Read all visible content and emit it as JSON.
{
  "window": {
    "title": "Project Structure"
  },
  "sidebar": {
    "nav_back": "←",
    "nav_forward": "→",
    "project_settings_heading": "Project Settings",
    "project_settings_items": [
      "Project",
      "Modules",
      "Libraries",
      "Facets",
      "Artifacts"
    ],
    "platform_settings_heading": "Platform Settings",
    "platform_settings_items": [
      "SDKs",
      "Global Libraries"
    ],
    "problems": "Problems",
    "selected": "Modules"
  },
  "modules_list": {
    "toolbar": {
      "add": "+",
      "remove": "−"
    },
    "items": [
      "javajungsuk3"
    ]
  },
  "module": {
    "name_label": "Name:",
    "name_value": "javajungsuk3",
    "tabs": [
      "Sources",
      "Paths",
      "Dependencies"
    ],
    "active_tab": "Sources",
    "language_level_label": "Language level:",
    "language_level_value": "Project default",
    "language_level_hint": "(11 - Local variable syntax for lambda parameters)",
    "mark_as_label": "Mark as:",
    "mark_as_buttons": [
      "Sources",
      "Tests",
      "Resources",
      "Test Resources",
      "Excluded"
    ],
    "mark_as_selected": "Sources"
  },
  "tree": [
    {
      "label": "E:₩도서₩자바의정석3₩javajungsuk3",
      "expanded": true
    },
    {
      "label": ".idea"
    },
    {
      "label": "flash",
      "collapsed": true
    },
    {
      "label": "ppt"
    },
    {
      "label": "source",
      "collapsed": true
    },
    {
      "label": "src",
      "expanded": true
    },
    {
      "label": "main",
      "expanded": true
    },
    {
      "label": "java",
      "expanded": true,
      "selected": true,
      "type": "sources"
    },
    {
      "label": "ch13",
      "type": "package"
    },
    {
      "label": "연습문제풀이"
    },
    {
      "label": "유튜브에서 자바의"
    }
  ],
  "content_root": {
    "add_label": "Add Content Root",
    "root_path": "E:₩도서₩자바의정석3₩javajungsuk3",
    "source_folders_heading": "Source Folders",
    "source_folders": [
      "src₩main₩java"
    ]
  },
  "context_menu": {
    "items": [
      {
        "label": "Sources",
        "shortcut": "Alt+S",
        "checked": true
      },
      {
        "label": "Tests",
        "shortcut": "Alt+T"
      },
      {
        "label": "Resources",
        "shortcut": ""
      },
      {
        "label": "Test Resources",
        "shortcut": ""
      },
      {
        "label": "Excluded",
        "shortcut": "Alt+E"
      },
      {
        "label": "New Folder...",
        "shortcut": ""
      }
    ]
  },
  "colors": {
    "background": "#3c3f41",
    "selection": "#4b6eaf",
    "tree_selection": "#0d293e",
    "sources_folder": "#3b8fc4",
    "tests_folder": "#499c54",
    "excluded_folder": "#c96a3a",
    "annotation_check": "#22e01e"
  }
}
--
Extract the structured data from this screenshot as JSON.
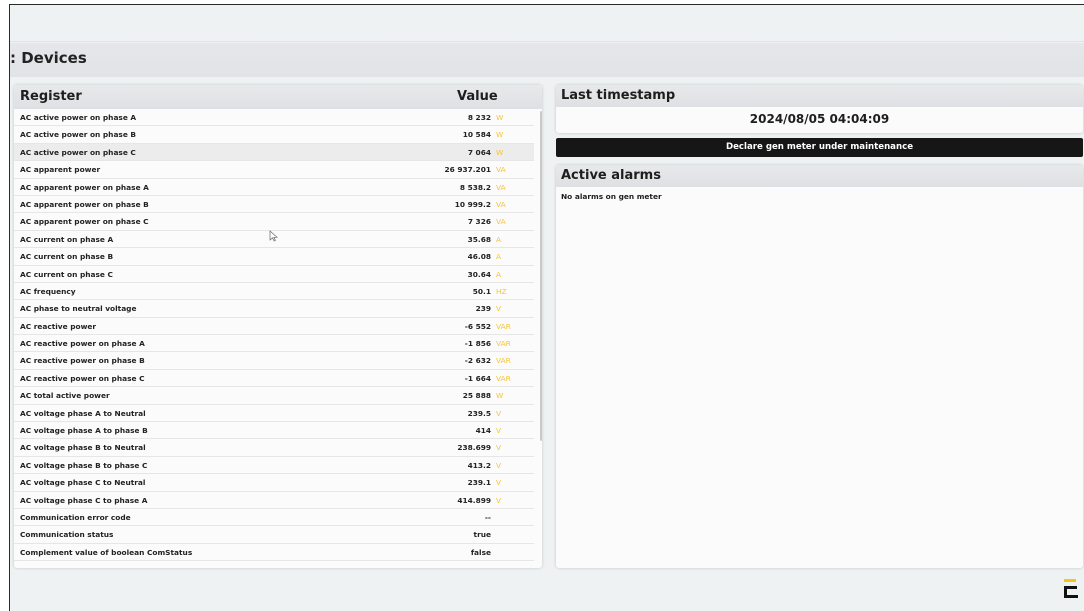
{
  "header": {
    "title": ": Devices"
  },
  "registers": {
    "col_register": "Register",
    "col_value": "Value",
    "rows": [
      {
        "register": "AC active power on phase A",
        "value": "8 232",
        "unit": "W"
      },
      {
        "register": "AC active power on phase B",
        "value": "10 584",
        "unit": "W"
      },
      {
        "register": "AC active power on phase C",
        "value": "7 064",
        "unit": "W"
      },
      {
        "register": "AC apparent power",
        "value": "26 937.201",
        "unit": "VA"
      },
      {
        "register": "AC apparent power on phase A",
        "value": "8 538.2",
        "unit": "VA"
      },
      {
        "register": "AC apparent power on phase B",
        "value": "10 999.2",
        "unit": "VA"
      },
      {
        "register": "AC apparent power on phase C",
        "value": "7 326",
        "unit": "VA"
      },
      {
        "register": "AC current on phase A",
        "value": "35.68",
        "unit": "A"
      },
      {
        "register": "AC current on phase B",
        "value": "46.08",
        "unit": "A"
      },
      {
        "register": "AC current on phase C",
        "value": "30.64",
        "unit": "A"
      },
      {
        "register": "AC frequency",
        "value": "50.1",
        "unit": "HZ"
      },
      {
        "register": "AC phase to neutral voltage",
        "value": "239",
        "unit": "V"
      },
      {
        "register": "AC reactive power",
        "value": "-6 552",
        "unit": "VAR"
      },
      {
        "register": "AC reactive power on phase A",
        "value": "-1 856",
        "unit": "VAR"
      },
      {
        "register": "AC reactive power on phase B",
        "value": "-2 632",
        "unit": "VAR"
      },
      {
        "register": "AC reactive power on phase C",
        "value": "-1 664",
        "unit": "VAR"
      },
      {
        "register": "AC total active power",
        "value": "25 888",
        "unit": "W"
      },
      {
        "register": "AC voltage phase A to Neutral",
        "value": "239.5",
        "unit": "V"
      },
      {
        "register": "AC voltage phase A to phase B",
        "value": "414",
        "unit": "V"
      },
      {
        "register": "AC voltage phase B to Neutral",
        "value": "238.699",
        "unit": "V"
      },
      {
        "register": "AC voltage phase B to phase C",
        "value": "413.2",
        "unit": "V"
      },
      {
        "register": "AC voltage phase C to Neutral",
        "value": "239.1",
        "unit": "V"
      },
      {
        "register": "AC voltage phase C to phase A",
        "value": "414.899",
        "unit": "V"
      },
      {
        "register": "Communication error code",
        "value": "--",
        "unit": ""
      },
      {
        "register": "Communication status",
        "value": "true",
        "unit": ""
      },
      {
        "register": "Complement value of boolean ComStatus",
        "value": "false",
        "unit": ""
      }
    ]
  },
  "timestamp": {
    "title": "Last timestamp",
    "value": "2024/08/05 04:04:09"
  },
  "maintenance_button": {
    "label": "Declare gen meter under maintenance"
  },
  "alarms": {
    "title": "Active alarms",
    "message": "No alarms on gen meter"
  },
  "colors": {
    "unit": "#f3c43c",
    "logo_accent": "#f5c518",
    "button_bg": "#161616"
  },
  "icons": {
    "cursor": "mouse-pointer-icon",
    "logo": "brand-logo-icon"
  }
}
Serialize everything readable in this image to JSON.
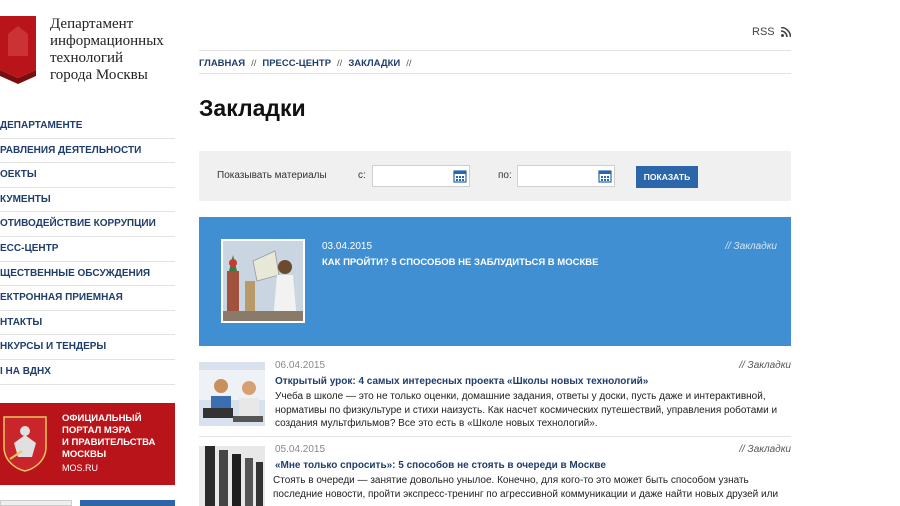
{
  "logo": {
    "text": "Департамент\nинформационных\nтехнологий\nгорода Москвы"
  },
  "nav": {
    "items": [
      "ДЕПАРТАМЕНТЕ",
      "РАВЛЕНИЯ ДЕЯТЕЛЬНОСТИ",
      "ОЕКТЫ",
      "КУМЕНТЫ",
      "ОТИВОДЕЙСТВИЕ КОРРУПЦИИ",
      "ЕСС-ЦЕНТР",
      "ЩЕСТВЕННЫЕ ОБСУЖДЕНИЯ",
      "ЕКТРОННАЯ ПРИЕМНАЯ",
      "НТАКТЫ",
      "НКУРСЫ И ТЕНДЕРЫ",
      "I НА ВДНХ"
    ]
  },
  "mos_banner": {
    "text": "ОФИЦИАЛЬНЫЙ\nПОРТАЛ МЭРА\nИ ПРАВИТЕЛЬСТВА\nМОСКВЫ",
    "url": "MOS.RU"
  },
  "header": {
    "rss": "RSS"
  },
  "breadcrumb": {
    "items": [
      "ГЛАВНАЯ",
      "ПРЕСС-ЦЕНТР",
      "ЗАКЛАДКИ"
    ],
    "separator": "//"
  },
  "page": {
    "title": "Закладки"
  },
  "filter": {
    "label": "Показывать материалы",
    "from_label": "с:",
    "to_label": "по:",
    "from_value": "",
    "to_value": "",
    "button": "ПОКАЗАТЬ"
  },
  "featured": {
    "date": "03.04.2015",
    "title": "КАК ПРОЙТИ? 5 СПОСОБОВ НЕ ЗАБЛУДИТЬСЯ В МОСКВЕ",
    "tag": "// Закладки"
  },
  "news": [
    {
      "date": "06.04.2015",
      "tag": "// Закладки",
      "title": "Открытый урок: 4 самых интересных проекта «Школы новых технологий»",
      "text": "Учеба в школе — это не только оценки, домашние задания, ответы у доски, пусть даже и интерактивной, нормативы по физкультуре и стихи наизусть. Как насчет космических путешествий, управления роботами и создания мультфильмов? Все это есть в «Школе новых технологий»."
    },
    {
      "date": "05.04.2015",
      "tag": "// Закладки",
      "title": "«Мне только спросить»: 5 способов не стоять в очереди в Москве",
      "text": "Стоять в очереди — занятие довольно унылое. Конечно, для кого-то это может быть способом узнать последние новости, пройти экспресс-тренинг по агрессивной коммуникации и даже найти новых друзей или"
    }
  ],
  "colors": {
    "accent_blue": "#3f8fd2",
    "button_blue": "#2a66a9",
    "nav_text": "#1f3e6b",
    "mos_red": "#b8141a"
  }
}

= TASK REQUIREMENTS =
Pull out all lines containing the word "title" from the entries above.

= WRITTEN RESPONSE =
    "title": "Project Structure"
    "title": ": Devices"
    "title": "Last timestamp",
    "title": "Active alarms",
    "title": "Закладки"
    "title": "КАК ПРОЙТИ? 5 СПОСОБОВ НЕ ЗАБЛУДИТЬСЯ В МОСКВЕ",
      "title": "Открытый урок: 4 самых интересных проекта «Школы новых технологий»",
      "title": "«Мне только спросить»: 5 способов не стоять в очереди в Москве",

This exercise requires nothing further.